## INSTRUCTIONS TO FOLLOW
In the response, each entry below should appear again exactly as given.

#### DATA FOR REVIEW

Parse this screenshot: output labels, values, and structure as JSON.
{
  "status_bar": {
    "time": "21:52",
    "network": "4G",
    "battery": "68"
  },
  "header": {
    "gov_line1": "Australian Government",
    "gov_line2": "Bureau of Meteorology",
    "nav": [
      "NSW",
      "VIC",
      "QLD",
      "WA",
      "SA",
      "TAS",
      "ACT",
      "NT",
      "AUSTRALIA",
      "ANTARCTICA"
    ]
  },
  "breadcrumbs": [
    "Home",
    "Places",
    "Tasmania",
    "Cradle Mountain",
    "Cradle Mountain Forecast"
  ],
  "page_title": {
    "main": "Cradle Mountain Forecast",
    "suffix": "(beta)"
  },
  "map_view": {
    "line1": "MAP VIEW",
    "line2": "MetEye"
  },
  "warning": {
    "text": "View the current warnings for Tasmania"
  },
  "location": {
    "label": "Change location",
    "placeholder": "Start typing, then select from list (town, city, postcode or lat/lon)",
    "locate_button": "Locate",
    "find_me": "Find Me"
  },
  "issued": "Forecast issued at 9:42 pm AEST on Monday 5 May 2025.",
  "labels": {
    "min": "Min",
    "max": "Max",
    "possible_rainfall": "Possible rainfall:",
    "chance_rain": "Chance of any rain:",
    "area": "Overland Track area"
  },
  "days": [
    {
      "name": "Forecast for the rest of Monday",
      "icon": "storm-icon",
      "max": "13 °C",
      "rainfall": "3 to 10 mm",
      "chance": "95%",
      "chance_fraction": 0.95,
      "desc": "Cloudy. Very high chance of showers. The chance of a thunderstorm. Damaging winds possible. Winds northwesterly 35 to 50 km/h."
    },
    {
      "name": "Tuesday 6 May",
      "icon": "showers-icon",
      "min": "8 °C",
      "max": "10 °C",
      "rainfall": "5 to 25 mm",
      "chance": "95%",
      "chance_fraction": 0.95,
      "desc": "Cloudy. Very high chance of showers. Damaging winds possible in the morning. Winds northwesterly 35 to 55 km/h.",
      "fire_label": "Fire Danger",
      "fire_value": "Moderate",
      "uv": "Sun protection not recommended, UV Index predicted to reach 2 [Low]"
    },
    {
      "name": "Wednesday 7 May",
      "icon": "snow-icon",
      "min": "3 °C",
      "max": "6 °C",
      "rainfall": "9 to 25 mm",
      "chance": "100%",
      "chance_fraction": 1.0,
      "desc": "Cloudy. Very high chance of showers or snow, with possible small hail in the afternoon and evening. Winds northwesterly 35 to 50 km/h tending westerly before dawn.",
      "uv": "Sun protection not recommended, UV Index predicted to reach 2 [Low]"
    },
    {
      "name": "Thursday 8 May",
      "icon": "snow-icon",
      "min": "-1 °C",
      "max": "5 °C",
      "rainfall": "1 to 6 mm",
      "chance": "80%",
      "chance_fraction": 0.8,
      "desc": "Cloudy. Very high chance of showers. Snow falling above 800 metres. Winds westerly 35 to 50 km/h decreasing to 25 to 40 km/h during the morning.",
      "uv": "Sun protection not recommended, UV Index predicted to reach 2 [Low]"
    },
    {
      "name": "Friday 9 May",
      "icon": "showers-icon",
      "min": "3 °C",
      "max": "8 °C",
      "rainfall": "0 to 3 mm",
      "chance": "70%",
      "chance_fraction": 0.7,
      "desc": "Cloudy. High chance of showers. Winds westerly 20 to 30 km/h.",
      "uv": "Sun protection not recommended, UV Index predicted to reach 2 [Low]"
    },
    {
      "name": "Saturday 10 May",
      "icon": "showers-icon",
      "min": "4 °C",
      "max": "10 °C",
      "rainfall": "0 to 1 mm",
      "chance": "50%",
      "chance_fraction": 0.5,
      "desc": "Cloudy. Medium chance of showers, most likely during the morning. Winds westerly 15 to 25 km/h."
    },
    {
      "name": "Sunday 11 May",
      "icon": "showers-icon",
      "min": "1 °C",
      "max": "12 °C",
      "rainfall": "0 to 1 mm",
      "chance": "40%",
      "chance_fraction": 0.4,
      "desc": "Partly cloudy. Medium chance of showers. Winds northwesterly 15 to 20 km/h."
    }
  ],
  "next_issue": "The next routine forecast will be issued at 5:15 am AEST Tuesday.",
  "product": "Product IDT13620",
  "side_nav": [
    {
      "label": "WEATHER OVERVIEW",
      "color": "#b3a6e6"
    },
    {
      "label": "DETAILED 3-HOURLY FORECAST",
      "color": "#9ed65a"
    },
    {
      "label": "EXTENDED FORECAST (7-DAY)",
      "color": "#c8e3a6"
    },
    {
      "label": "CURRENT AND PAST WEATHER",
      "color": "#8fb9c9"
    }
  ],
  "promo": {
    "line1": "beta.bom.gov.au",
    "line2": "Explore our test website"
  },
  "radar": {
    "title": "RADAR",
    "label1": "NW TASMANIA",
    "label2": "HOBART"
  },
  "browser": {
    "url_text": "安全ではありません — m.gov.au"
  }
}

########

## RESULT
Parse this screenshot: output labels, values, and structure as JSON.
{
  "status_bar": {
    "time": "21:52",
    "network": "4G",
    "battery": "68"
  },
  "header": {
    "gov_line1": "Australian Government",
    "gov_line2": "Bureau of Meteorology",
    "nav": [
      "NSW",
      "VIC",
      "QLD",
      "WA",
      "SA",
      "TAS",
      "ACT",
      "NT",
      "AUSTRALIA",
      "ANTARCTICA"
    ]
  },
  "breadcrumbs": [
    "Home",
    "Places",
    "Tasmania",
    "Cradle Mountain",
    "Cradle Mountain Forecast"
  ],
  "page_title": {
    "main": "Cradle Mountain Forecast",
    "suffix": "(beta)"
  },
  "map_view": {
    "line1": "MAP VIEW",
    "line2": "MetEye"
  },
  "warning": {
    "text": "View the current warnings for Tasmania"
  },
  "location": {
    "label": "Change location",
    "placeholder": "Start typing, then select from list (town, city, postcode or lat/lon)",
    "locate_button": "Locate",
    "find_me": "Find Me"
  },
  "issued": "Forecast issued at 9:42 pm AEST on Monday 5 May 2025.",
  "labels": {
    "min": "Min",
    "max": "Max",
    "possible_rainfall": "Possible rainfall:",
    "chance_rain": "Chance of any rain:",
    "area": "Overland Track area"
  },
  "days": [
    {
      "name": "Forecast for the rest of Monday",
      "icon": "storm-icon",
      "max": "13 °C",
      "rainfall": "3 to 10 mm",
      "chance": "95%",
      "chance_fraction": 0.95,
      "desc": "Cloudy. Very high chance of showers. The chance of a thunderstorm. Damaging winds possible. Winds northwesterly 35 to 50 km/h."
    },
    {
      "name": "Tuesday 6 May",
      "icon": "showers-icon",
      "min": "8 °C",
      "max": "10 °C",
      "rainfall": "5 to 25 mm",
      "chance": "95%",
      "chance_fraction": 0.95,
      "desc": "Cloudy. Very high chance of showers. Damaging winds possible in the morning. Winds northwesterly 35 to 55 km/h.",
      "fire_label": "Fire Danger",
      "fire_value": "Moderate",
      "uv": "Sun protection not recommended, UV Index predicted to reach 2 [Low]"
    },
    {
      "name": "Wednesday 7 May",
      "icon": "snow-icon",
      "min": "3 °C",
      "max": "6 °C",
      "rainfall": "9 to 25 mm",
      "chance": "100%",
      "chance_fraction": 1.0,
      "desc": "Cloudy. Very high chance of showers or snow, with possible small hail in the afternoon and evening. Winds northwesterly 35 to 50 km/h tending westerly before dawn.",
      "uv": "Sun protection not recommended, UV Index predicted to reach 2 [Low]"
    },
    {
      "name": "Thursday 8 May",
      "icon": "snow-icon",
      "min": "-1 °C",
      "max": "5 °C",
      "rainfall": "1 to 6 mm",
      "chance": "80%",
      "chance_fraction": 0.8,
      "desc": "Cloudy. Very high chance of showers. Snow falling above 800 metres. Winds westerly 35 to 50 km/h decreasing to 25 to 40 km/h during the morning.",
      "uv": "Sun protection not recommended, UV Index predicted to reach 2 [Low]"
    },
    {
      "name": "Friday 9 May",
      "icon": "showers-icon",
      "min": "3 °C",
      "max": "8 °C",
      "rainfall": "0 to 3 mm",
      "chance": "70%",
      "chance_fraction": 0.7,
      "desc": "Cloudy. High chance of showers. Winds westerly 20 to 30 km/h.",
      "uv": "Sun protection not recommended, UV Index predicted to reach 2 [Low]"
    },
    {
      "name": "Saturday 10 May",
      "icon": "showers-icon",
      "min": "4 °C",
      "max": "10 °C",
      "rainfall": "0 to 1 mm",
      "chance": "50%",
      "chance_fraction": 0.5,
      "desc": "Cloudy. Medium chance of showers, most likely during the morning. Winds westerly 15 to 25 km/h."
    },
    {
      "name": "Sunday 11 May",
      "icon": "showers-icon",
      "min": "1 °C",
      "max": "12 °C",
      "rainfall": "0 to 1 mm",
      "chance": "40%",
      "chance_fraction": 0.4,
      "desc": "Partly cloudy. Medium chance of showers. Winds northwesterly 15 to 20 km/h."
    }
  ],
  "next_issue": "The next routine forecast will be issued at 5:15 am AEST Tuesday.",
  "product": "Product IDT13620",
  "side_nav": [
    {
      "label": "WEATHER OVERVIEW",
      "color": "#b3a6e6"
    },
    {
      "label": "DETAILED 3-HOURLY FORECAST",
      "color": "#9ed65a"
    },
    {
      "label": "EXTENDED FORECAST (7-DAY)",
      "color": "#c8e3a6"
    },
    {
      "label": "CURRENT AND PAST WEATHER",
      "color": "#8fb9c9"
    }
  ],
  "promo": {
    "line1": "beta.bom.gov.au",
    "line2": "Explore our test website"
  },
  "radar": {
    "title": "RADAR",
    "label1": "NW TASMANIA",
    "label2": "HOBART"
  },
  "browser": {
    "url_text": "安全ではありません — m.gov.au"
  }
}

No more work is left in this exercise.